The Great Bull Run is a tour in the U.S. that kicked off Aug. 24 in Petersburg, Va. Some 12,000 people attended as spectators and bull runners, with many dressed in costume. One man suffered injuries after being trampled and required hospital treatment, according to media reports.
But now with a June 21 event “coming to the San Francisco area,” The City’s Animal Control and Welfare Commission passed a resolution last week condemning it and, if it does occur as planned, requesting no use of San Francisco’s name in promotional materials.
Rob Dickens, who heads The Great Bull Run LLC, said that for the Northern California event they are exploring “venues located between San Jose and Sacramento, though not in either of those cities” and not in San Francisco.
He added that, “The commission’s demand that we refrain from mentioning the word ‘San Francisco’ in any materials is a blatant violation of the First Amendment’s guarantee of freedom of expression.”
Commissioner Russell Tenofsky, who led the resolution effort, said while the event will not take place in San Francisco, “I still think it’s something that the commission and the [Board of Supervisors] need to speak out against.”
He said the event is “just completely and inherently cruel and obviously not safe both for people and the animals.” The Humane Society of the United States also has been critical and attempted to shut down the events.
Organizers have defended the event and its treatment of the bulls. They say there is a veterinarian on-site monitoring the health and treatment of the animals.
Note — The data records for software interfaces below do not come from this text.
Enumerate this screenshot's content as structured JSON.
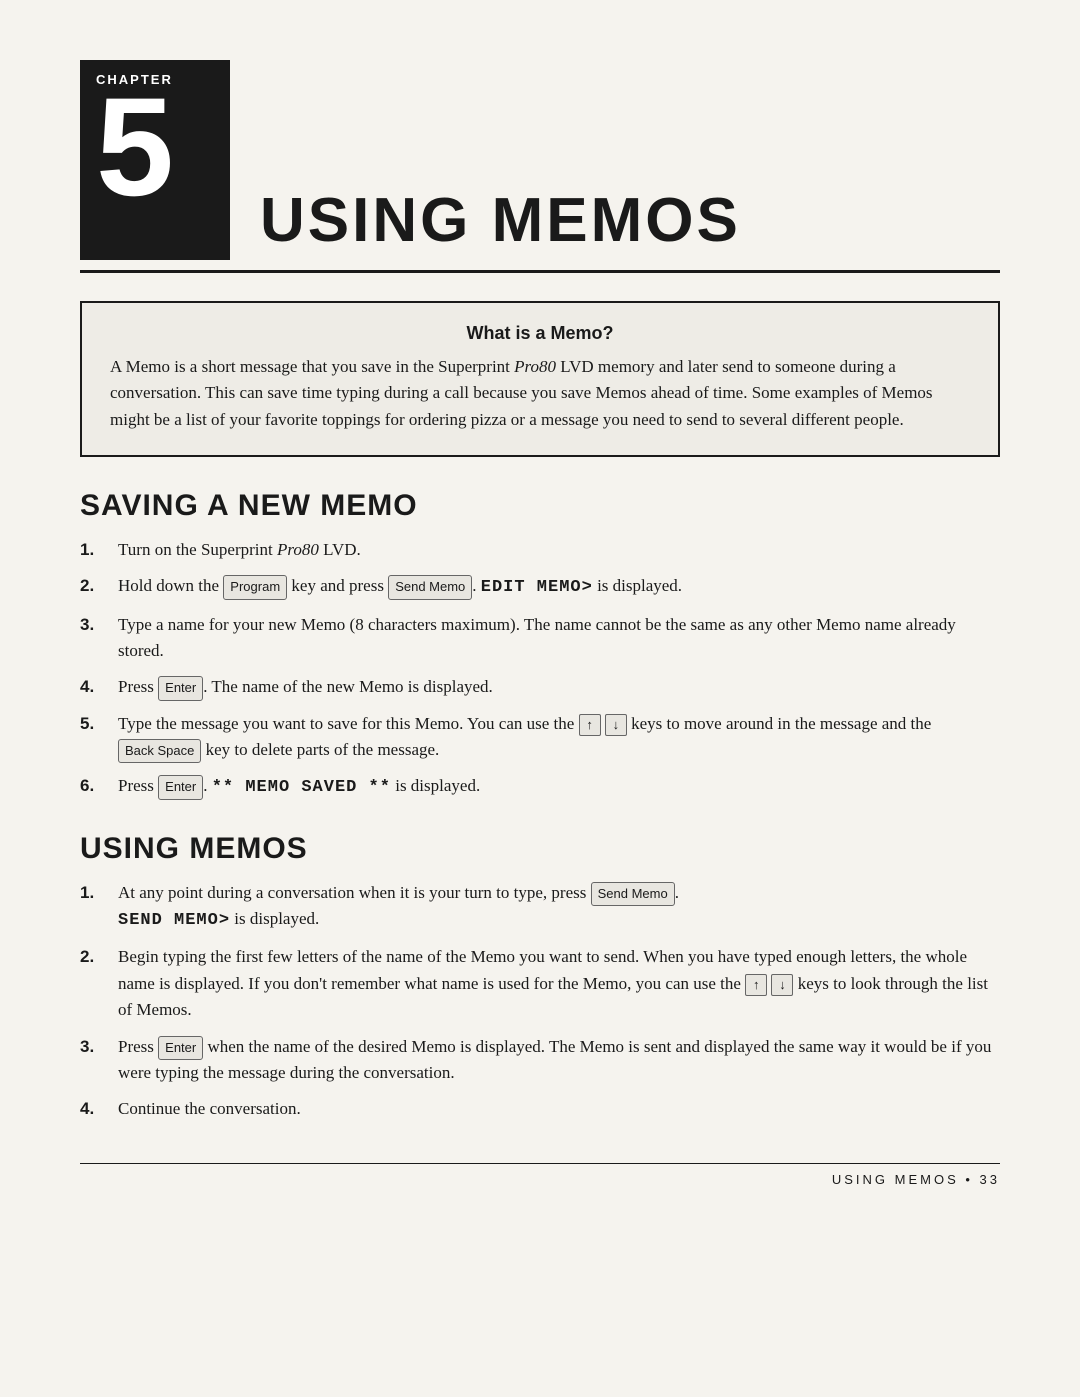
{
  "chapter": {
    "label": "CHAPTER",
    "number": "5",
    "title": "USING MEMOS"
  },
  "infoBox": {
    "title": "What is a Memo?",
    "text": "A Memo is a short message that you save in the Superprint Pro80 LVD memory and later send to someone during a conversation. This can save time typing during a call because you save Memos ahead of time. Some examples of Memos might be a list of your favorite toppings for ordering pizza or a message you need to send to several different people."
  },
  "section1": {
    "title": "SAVING A NEW MEMO",
    "steps": [
      {
        "num": "1.",
        "text": "Turn on the Superprint Pro80 LVD."
      },
      {
        "num": "2.",
        "parts": [
          "Hold down the ",
          "Program",
          " key and press ",
          "Send Memo",
          ". ",
          "EDIT MEMO>",
          " is displayed."
        ]
      },
      {
        "num": "3.",
        "text": "Type a name for your new Memo (8 characters maximum). The name cannot be the same as any other Memo name already stored."
      },
      {
        "num": "4.",
        "parts": [
          "Press ",
          "Enter",
          ". The name of the new Memo is displayed."
        ]
      },
      {
        "num": "5.",
        "parts_complex": true,
        "text": "Type the message you want to save for this Memo. You can use the up/down arrow keys to move around in the message and the Back Space key to delete parts of the message."
      },
      {
        "num": "6.",
        "parts": [
          "Press ",
          "Enter",
          ". ** ",
          "MEMO SAVED **",
          " is displayed."
        ]
      }
    ]
  },
  "section2": {
    "title": "USING MEMOS",
    "steps": [
      {
        "num": "1.",
        "parts": [
          "At any point during a conversation when it is your turn to type, press ",
          "Send Memo",
          ". ",
          "SEND MEMO>",
          " is displayed."
        ]
      },
      {
        "num": "2.",
        "text": "Begin typing the first few letters of the name of the Memo you want to send. When you have typed enough letters, the whole name is displayed. If you don't remember what name is used for the Memo, you can use the up/down arrow keys to look through the list of Memos."
      },
      {
        "num": "3.",
        "parts": [
          "Press ",
          "Enter",
          " when the name of the desired Memo is displayed. The Memo is sent and displayed the same way it would be if you were typing the message during the conversation."
        ]
      },
      {
        "num": "4.",
        "text": "Continue the conversation."
      }
    ]
  },
  "footer": {
    "text": "USING MEMOS  •  33"
  }
}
A statement on the event’s website says, “Unlike the running of the bulls in Spain, we don’t kill the bulls in a bullfight, nor do we abuse them IN ANY WAY. We don’t hit them, shock them or deprive them of food, water, light or sleep. In fact, we’ve taken numerous measures to ensure our bulls remain safe and healthy at all times.”
Dickens called opposition to the events “a very small minority,” noting that a protest outside the Virginia event involving PETA and the Humane Society totaled 12 people. The Virginia animal-rights group Richmond Friends of Animals also had a small presence at the protest.
Tenofsky said he invited the organizers to speak to the commission during its Sept. 19 meeting, but they declined. He read an email he said was from Dickens in which the event co-founder said he could not attend the meeting, but that “our NorCal event will not be held within the San Francisco jurisdiction so any resolutions passed at the meeting would be moot.”
Dickens has a point. At best, what such policy statements can do is build political pressure. An online petition on Change.org posted by an animal advocate calling on the mayors of Bay Area cities to stop the event from taking place had gathered more than 250 signatures as of Tuesday.
The next event is scheduled for Oct. 10 at the Georgia International Horse Park in Atlanta.
“Grab life by the horns and experience the rush of a lifetime as you sprint down a quarter-mile track with up to twenty-four 1,200-pound bulls hot on your heels,” the advertisement says. It costs $60 to run with the bulls or $10 to be a spectator.
The Great Bull Run
The tour is scheduled to hit 10 parts of the country in the next 11 months. Only the Northern California stop has yet to secure a venue.
Atlanta, Oct. 19
Houston, Dec. 7
Florida, Feb. 1
Southern California, March 8
Dallas, April 5
Twin Cities, Minn., May 10
Philadelphia, June 7
Northern California, June 21
Chicago, July 12
Petersburg, Va. Aug. 23